The Death of Specialization

By NIRAN AL-AGBA, MD (20)

George Orwell undated BBC photo, via Wikimedia Commons / Penguin India

“If you control the language, you control the argument
If you control the argument, you control information, 
If you control information, you control history, 
If you control history, you control the past. 
He who controls the past controls the future.”
— Big Brother, 1984. (George Orwell)

Allow me to submit to you: a physician should be called a “physician.” A nurse practitioner should be identified as “nurse practitioner.” Please call a physician assistant, “physician assistant.” These are accurate titles, reflective of their specialized education, training, and expertise. They are all venerated professions which share a mutual goal of improving patient’s lives, yet the vocations are fundamentally different.

“But if thought corrupts language, language can also corrupt thought.”
   — George Orwell

A central message of 1984 is that language shapes thought by structuring ideals and limiting ideas. Imprecise syntax spreads by imitation and tradition, even among those people – like physicians–who should know better. Some young physicians do not realize that the word “provider” undermines their profession by devaluing their specialized education and training. 

My request:  Stop calling physicians “providers.” It is insulting, personally and professionally.

Language is a powerful tool.  It doesn’t just allow us to communicate; it is a way to change culture and control people. History has shown us that every oppressive regime to come into power, did so by shifting language and influencing thoughts in order to alter perception and then, form a new reality. There is a word for this weaponization of language.

Propaganda.

Continue reading

If You Call Me a Provider, I Will Assume You are a Nazi

By NIRAN AL-AGBA, MD

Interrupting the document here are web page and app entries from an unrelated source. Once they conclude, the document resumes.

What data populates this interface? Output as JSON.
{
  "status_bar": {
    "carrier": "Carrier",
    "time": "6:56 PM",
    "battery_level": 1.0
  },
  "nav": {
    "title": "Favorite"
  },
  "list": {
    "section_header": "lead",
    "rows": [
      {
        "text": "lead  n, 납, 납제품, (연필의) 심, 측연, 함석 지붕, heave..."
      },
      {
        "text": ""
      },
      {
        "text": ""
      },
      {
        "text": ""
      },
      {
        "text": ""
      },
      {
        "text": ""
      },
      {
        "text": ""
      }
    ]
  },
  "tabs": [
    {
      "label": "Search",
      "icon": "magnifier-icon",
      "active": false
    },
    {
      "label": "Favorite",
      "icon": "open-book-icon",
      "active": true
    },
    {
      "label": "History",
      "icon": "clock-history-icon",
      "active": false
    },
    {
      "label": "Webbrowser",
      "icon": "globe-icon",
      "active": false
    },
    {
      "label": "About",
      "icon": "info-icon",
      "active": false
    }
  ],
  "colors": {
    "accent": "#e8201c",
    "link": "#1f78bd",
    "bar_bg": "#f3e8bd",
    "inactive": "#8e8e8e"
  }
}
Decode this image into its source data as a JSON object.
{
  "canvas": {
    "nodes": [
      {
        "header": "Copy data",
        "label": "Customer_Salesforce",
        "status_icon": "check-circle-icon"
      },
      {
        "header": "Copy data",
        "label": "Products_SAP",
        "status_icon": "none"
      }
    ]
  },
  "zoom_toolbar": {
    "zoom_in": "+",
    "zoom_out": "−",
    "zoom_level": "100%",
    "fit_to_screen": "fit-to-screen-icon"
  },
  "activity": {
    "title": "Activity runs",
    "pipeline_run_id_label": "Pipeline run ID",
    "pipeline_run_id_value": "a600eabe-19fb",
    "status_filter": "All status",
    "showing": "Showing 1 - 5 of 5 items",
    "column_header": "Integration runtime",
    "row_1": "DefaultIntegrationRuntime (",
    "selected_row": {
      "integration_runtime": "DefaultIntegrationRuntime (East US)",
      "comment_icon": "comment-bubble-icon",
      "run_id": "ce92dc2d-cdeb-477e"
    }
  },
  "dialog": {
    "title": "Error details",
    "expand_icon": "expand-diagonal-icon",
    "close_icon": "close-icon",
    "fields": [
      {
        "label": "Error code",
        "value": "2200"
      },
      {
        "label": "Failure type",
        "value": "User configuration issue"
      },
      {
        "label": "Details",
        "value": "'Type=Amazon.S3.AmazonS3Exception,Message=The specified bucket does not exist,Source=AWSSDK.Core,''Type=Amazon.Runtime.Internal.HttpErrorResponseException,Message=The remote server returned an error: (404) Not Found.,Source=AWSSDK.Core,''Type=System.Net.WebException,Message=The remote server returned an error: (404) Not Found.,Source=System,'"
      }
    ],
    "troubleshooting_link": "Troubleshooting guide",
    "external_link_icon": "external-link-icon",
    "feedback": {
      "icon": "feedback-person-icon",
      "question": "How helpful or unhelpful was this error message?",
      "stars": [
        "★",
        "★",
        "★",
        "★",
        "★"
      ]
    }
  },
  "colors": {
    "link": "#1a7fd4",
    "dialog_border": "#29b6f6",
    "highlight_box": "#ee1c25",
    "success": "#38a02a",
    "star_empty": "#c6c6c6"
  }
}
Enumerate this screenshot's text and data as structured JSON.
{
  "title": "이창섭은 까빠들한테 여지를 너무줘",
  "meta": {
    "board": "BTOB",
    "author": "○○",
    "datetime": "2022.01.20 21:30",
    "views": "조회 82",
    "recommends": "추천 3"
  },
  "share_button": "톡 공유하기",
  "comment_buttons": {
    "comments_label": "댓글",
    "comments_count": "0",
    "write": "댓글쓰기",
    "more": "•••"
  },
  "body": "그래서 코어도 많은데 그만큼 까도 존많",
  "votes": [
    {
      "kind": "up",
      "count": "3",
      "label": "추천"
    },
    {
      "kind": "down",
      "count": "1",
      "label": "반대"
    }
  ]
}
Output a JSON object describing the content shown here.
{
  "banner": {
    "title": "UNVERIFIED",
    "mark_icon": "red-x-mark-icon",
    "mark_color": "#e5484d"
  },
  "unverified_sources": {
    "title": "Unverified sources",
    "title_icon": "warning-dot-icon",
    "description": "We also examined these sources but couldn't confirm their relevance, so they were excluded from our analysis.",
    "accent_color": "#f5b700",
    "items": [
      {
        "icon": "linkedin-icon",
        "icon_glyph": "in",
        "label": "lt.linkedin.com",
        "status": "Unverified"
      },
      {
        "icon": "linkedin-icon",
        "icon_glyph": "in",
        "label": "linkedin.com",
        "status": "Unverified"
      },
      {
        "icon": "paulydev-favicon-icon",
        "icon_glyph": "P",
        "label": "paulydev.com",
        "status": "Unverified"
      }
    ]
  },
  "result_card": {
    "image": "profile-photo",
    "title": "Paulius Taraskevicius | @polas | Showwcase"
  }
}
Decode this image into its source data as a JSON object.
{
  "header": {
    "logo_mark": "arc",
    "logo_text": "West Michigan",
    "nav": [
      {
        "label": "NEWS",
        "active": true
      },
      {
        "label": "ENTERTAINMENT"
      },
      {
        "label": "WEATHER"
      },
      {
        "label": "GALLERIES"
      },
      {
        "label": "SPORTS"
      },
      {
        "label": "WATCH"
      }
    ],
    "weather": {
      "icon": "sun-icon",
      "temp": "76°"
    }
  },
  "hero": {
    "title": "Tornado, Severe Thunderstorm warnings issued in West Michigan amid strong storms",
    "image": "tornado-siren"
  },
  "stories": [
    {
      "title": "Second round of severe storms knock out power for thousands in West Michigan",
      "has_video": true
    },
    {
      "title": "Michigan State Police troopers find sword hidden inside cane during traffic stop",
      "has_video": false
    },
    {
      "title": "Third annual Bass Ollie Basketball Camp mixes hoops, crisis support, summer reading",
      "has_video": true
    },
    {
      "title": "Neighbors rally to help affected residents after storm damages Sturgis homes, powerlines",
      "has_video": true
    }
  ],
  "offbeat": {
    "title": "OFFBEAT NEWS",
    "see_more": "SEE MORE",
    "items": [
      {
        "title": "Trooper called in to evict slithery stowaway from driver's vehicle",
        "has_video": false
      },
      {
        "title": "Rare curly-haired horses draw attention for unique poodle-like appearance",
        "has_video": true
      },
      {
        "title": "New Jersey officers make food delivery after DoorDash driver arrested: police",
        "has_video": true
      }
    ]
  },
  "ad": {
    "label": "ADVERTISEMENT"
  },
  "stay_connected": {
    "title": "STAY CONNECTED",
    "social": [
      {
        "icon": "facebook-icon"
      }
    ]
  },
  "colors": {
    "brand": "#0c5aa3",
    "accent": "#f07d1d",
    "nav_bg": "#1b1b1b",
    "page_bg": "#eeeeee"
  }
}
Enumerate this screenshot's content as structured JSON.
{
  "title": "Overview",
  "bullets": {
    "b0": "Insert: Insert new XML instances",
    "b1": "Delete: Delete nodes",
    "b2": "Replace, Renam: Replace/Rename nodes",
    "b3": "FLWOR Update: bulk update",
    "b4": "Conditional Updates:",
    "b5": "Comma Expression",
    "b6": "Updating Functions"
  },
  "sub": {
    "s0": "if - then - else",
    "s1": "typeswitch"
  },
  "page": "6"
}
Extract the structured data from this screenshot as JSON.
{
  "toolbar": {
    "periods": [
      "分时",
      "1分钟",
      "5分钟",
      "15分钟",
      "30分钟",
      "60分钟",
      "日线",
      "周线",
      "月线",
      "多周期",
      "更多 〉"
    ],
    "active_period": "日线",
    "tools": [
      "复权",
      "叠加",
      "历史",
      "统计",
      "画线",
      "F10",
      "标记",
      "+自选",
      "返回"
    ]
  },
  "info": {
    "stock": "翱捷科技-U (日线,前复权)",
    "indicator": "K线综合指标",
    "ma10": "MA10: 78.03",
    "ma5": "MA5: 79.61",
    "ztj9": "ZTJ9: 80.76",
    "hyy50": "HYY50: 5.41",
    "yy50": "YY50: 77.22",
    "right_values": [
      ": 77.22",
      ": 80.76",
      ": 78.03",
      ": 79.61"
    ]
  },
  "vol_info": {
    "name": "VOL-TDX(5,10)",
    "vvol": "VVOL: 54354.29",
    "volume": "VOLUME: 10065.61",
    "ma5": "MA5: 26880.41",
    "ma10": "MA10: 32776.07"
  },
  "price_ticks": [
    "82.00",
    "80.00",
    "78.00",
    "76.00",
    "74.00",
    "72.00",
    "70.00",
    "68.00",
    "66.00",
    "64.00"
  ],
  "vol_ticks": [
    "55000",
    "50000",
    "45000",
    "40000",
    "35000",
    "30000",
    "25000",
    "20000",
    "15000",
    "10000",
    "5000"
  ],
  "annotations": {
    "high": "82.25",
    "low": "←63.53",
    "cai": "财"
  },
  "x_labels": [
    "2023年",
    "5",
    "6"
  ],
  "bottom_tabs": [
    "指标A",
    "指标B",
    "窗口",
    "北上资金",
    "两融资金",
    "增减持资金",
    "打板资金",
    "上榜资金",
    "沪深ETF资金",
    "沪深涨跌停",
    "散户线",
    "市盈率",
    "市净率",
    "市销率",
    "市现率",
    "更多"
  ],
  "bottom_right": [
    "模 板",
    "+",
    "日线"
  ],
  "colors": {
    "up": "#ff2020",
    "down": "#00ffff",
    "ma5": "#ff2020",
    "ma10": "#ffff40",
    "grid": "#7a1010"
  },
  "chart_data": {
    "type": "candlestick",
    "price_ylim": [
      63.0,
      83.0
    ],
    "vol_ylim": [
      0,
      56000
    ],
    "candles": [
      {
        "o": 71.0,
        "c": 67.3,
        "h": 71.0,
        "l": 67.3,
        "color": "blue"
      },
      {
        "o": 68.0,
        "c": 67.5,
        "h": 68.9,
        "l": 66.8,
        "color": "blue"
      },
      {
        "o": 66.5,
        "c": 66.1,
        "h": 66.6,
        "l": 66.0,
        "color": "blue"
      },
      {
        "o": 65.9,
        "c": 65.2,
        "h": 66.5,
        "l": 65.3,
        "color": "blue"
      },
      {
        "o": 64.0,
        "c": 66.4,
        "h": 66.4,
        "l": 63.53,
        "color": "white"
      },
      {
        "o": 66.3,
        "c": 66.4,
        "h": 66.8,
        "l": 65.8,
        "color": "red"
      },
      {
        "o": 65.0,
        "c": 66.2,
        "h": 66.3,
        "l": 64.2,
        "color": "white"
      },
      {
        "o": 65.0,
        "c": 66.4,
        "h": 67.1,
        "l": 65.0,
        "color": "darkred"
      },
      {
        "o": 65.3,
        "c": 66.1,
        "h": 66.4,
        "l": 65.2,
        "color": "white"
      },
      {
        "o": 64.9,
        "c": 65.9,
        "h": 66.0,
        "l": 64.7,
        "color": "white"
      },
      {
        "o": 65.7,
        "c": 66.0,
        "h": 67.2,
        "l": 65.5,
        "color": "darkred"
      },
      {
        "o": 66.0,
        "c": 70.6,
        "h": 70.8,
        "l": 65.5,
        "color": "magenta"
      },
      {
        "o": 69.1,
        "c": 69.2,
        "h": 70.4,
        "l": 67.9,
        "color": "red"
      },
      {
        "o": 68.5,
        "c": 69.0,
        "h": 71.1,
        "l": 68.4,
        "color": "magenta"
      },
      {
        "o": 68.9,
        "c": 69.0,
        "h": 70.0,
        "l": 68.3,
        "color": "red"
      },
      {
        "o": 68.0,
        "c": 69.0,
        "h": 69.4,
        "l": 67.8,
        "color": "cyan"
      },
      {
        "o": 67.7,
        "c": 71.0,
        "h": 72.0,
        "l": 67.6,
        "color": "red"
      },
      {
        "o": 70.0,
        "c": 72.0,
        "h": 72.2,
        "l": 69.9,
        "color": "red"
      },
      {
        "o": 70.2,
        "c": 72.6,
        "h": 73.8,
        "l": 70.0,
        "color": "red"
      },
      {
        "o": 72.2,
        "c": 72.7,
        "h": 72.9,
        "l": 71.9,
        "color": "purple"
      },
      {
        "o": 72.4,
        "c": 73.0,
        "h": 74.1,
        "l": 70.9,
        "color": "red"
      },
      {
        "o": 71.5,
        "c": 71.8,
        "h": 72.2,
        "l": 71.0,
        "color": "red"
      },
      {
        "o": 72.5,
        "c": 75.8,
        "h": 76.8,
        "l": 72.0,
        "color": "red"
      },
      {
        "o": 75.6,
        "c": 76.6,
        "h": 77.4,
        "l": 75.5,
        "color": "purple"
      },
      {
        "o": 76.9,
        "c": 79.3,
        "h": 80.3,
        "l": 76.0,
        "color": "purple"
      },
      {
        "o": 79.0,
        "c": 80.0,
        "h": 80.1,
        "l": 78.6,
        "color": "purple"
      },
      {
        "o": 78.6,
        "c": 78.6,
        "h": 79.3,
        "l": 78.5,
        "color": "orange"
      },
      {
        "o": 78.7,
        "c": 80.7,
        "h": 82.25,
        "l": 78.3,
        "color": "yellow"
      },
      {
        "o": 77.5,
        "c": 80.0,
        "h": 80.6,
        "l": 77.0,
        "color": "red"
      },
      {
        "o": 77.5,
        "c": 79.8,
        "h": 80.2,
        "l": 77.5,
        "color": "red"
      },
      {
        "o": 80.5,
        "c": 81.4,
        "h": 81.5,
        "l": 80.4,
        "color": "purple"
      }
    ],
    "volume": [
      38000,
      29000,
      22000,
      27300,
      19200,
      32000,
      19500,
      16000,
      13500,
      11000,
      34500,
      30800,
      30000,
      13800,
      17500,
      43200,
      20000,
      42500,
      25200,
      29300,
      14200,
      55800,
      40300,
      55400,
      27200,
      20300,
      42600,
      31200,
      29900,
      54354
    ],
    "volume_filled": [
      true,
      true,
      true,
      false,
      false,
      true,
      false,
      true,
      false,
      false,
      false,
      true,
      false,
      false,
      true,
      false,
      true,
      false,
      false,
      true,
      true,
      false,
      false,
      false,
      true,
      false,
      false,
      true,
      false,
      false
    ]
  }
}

As a physician, I am proud of the degree I earned. Upon graduation from medical school, my diploma conferred the title of physician and medical doctor, it did not say “provider.” The word “doctor” originates from the Latin “docere”, meaning to teach. I value highly my role as a teacher to patients, students, residents and colleagues. Physicians should accept nothing less than the title we worked hard to obtain through a great deal of personal and professional sacrifice.  It was a small price to pay to join that sacred society of men and women who have devoted their lives to healing.

Calling me a “provider” is a professional insult, no different from that of discriminating based on my race, ethnicity, religion, or gender.  The source of any argument can often be found by looking at the language used to frame it. Something about the word provider has always bothered me. So I decided to investigate and learn a little about the history of the word. As I researched this story, I made a very interesting discovery, which surprised me. It turns out the term “provider” was first utilized by The Third Reich, who embraced it to devalue Jewish physicians as medical professionals.  

Continue reading